Walking to work, I told my husband (also an economist) about the formula controversy. “Yeah,” he said. “Just another unfunded parenting mandate.”
“Unfunded mandate” refers to situations where the federal government requires states to do something, but doesn’t provide them with the money. Unfunded mandates create complications; money to pay for the mandated programs must come from somewhere, usually from other programs. This term from the world of governance is a good lens through which to understand modern parenting, which comes with a lot of rules (a lot of mandates) but not a lot of help (funding).
Read: Why American moms can’t get enough expert parenting advice
In pregnancy: Don’t eat this list of foods, drink this list of beverages.
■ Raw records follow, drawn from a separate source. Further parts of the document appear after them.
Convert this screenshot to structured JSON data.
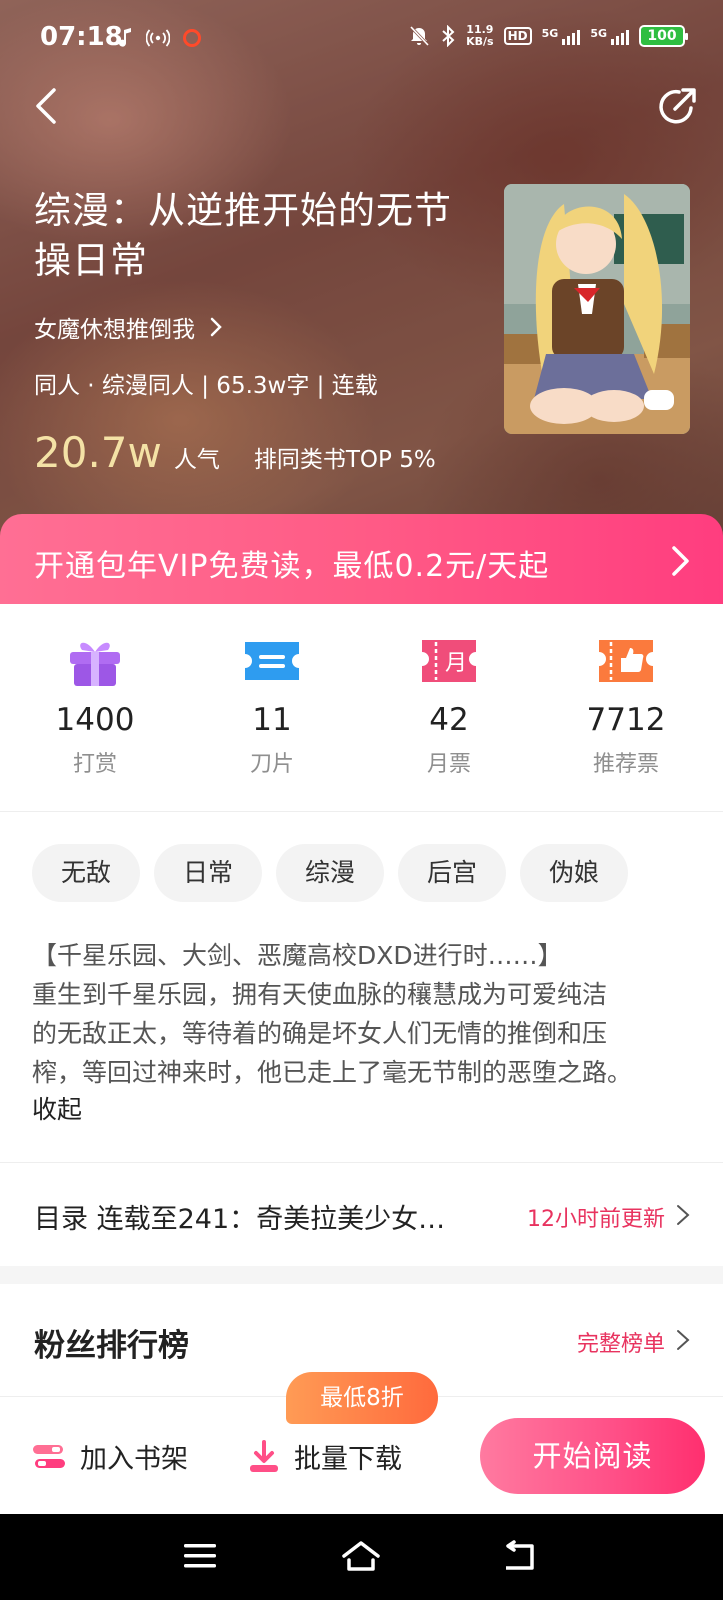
{
  "status_bar": {
    "time": "07:18",
    "speed_top": "11.9",
    "speed_bottom": "KB/s",
    "hd_label": "HD",
    "net1": "5G",
    "net2": "5G",
    "battery": "100"
  },
  "book": {
    "title": "综漫：从逆推开始的无节操日常",
    "author": "女魔休想推倒我",
    "meta": "同人 · 综漫同人 | 65.3w字 | 连载",
    "popularity_value": "20.7w",
    "popularity_label": "人气",
    "rank_text": "排同类书TOP 5%"
  },
  "vip_banner": {
    "text": "开通包年VIP免费读，最低0.2元/天起"
  },
  "stats": [
    {
      "icon": "gift-icon",
      "value": "1400",
      "label": "打赏"
    },
    {
      "icon": "blade-ticket-icon",
      "value": "11",
      "label": "刀片"
    },
    {
      "icon": "monthly-ticket-icon",
      "value": "42",
      "label": "月票"
    },
    {
      "icon": "recommend-ticket-icon",
      "value": "7712",
      "label": "推荐票"
    }
  ],
  "monthly_ticket_glyph": "月",
  "tags": [
    "无敌",
    "日常",
    "综漫",
    "后宫",
    "伪娘"
  ],
  "description": {
    "lines": [
      "【千星乐园、大剑、恶魔高校DXD进行时……】",
      "重生到千星乐园，拥有天使血脉的穰慧成为可爱纯洁",
      "的无敌正太，等待着的确是坏女人们无情的推倒和压",
      "榨，等回过神来时，他已走上了毫无节制的恶堕之路。"
    ],
    "collapse_label": "收起"
  },
  "toc": {
    "text": "目录 连载至241：奇美拉美少女…",
    "update": "12小时前更新"
  },
  "fans": {
    "title": "粉丝排行榜",
    "more": "完整榜单"
  },
  "actions": {
    "shelf_label": "加入书架",
    "download_label": "批量下载",
    "discount_badge": "最低8折",
    "read_label": "开始阅读"
  },
  "colors": {
    "accent": "#ff4f87",
    "update_red": "#e8335f",
    "popularity_gold": "#f4e2a6"
  }
}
Sleep on your side. Don’t go skiing or engage in contact sports. Gain exactly 25 to 35 pounds. And then the baby arrives: Breastfeed exclusively until six months, continue to a year. Give them allergens as soon as you can. And, yes, if you have to use formula, mix it with boiling water.
But resources are finite. There are only 24 hours in a day. If you spend an extra hour boiling water to mix formula, that hour isn’t spent doing something else. It might be impossible to do everything that the medical and child-care establishments (Big Baby?) tell you to do as a new parent. And yet by framing each recommendation as an imperative, Big Baby provides little guidance for how to choose among them when you are constrained.
In the U.S., for example, official safe-sleep guidelines decree that parents not sleep in the same bed with their babies (commonly called co-sleeping), out of concern about higher rates of sudden infant death syndrome and suffocation. The policy message against co-sleeping is very clear, and very dire; when my daughter was born there was a brief controversy around a set of anti-co-sleeping advertisements, which equated bed sharing with allowing your infant to sleep next to a kitchen knife.
When I wrote my recent book, Cribsheet, I spent a lot of time with the data on co-sleeping. And I ultimately came to agree with the official guideline, in the sense that I believe the evidence shows a higher risk of infant mortality when parents share their bed with their infant. But the story’s not as simple as Big Baby would have you believe.
Co-sleeping is especially dangerous when accompanied by parental smoking, heavy drinking, or pillows and fluffy covers on the bed. In a safe sleep environment there is still a risk, but it is fairly small compared with other risks people take regularly (such as driving their children in a car). Seeing these risks for what they are, some parents might decide that co-sleeping (as safely as possible) is what works for their family.
Read: Parenting looks nothing like what the experts say
The typical argument against framing risk in this way goes like so: Assuming there is a risk, even a very small one, we should tell people to avoid it. By informing parents that the risk is small, we normalize this behavior, making it seem okay. The same argument applies to the formula-mixing example at the start of this piece: Sure, the risk of bacteria is small, but it’s not zero, so why not tell parents to just boil the water?